* _Input data_:

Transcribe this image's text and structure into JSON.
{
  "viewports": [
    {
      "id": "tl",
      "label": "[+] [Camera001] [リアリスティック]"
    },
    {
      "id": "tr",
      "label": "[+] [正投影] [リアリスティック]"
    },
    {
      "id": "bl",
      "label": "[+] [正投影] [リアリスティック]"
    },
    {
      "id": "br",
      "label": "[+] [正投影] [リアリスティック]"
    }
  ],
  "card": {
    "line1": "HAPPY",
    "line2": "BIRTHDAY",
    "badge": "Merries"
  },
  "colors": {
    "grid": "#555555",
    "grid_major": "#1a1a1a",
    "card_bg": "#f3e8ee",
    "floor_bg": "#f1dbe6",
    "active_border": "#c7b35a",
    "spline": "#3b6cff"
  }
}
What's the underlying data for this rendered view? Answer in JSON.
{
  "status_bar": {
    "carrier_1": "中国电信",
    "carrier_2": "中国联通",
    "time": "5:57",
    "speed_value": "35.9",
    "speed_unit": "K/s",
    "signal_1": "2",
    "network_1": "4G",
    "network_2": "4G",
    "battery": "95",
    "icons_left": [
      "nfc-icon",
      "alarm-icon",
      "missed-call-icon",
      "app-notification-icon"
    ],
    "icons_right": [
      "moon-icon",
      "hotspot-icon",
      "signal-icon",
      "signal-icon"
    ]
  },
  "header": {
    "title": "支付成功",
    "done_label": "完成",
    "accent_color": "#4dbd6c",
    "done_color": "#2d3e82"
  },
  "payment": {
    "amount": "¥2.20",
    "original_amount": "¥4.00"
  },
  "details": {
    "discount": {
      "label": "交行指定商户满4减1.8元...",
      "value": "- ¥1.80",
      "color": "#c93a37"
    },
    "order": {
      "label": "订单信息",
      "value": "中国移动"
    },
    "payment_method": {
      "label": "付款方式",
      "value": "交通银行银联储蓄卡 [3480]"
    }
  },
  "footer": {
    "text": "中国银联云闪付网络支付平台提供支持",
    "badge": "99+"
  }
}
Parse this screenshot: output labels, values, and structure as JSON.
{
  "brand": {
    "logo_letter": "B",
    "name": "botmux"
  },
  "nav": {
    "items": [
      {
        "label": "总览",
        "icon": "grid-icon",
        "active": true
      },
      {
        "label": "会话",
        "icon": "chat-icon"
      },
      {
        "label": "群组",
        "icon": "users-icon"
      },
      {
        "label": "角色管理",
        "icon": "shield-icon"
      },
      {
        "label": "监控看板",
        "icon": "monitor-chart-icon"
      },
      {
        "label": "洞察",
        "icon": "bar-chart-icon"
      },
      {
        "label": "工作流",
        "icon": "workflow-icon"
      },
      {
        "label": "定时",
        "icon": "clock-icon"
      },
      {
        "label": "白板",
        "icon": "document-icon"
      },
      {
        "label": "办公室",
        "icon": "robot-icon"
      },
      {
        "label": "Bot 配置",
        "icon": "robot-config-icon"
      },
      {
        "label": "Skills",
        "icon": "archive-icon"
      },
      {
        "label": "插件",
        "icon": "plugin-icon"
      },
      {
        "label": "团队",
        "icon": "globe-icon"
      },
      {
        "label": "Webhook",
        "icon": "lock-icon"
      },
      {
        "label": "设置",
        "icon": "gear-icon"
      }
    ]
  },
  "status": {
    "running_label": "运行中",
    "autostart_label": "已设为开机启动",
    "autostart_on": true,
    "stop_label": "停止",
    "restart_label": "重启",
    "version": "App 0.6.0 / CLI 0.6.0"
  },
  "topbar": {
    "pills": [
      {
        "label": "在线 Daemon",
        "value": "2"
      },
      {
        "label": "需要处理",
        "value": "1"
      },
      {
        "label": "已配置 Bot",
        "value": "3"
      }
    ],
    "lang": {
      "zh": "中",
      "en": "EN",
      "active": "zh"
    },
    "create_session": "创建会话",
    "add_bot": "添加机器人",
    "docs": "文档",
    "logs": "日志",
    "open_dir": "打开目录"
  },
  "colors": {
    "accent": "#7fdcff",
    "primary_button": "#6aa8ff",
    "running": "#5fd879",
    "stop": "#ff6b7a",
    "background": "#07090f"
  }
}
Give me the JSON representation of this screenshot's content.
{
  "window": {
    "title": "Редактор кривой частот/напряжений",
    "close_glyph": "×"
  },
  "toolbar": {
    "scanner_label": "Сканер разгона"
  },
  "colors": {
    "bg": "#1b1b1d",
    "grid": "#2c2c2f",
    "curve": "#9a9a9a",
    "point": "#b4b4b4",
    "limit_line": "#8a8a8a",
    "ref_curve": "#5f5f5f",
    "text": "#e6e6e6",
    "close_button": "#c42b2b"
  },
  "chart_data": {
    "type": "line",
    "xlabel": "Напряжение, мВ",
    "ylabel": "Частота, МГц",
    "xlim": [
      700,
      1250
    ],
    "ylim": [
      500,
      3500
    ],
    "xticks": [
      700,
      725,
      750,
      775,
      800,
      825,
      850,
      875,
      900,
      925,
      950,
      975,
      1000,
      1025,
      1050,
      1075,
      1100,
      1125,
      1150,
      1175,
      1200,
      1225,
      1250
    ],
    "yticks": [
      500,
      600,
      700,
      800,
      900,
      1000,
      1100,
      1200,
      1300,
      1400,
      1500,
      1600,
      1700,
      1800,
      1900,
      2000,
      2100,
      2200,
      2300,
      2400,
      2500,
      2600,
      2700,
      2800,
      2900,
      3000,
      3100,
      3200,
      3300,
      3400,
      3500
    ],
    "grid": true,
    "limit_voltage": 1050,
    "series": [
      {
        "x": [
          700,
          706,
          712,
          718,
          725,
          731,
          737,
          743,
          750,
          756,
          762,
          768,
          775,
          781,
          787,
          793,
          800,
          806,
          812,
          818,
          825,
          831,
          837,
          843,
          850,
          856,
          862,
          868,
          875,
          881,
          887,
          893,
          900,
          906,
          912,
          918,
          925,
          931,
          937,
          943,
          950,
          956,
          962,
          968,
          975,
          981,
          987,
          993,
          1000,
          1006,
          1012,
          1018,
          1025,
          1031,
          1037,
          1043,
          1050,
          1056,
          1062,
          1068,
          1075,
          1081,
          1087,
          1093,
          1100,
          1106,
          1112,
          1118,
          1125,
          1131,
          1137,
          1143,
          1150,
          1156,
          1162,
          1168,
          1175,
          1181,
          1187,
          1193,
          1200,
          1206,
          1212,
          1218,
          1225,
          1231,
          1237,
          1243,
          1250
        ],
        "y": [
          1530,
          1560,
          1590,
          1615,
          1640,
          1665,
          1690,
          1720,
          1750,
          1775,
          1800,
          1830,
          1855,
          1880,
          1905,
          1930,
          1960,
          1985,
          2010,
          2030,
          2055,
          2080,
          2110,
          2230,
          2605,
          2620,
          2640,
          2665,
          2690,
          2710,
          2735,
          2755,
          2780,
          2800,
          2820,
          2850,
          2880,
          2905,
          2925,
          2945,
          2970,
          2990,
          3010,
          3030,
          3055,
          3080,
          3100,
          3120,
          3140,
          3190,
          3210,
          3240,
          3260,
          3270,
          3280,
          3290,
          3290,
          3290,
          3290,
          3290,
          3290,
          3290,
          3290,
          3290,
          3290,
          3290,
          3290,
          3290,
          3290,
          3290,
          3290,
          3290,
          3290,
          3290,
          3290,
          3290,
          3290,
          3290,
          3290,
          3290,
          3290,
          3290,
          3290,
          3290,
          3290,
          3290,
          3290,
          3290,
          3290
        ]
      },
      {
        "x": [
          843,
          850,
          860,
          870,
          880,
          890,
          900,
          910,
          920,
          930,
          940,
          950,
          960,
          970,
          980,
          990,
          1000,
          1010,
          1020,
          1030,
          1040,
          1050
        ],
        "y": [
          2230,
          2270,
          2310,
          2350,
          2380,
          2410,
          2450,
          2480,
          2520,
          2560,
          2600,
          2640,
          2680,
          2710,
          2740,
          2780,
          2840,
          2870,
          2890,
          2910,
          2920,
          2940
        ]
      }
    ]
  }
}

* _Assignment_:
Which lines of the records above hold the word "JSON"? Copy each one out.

* _Exercise solution_:
Transcribe this image's text and structure into JSON.
What's the underlying data for this rendered view? Answer in JSON.
Parse this screenshot: output labels, values, and structure as JSON.
Give me the JSON representation of this screenshot's content.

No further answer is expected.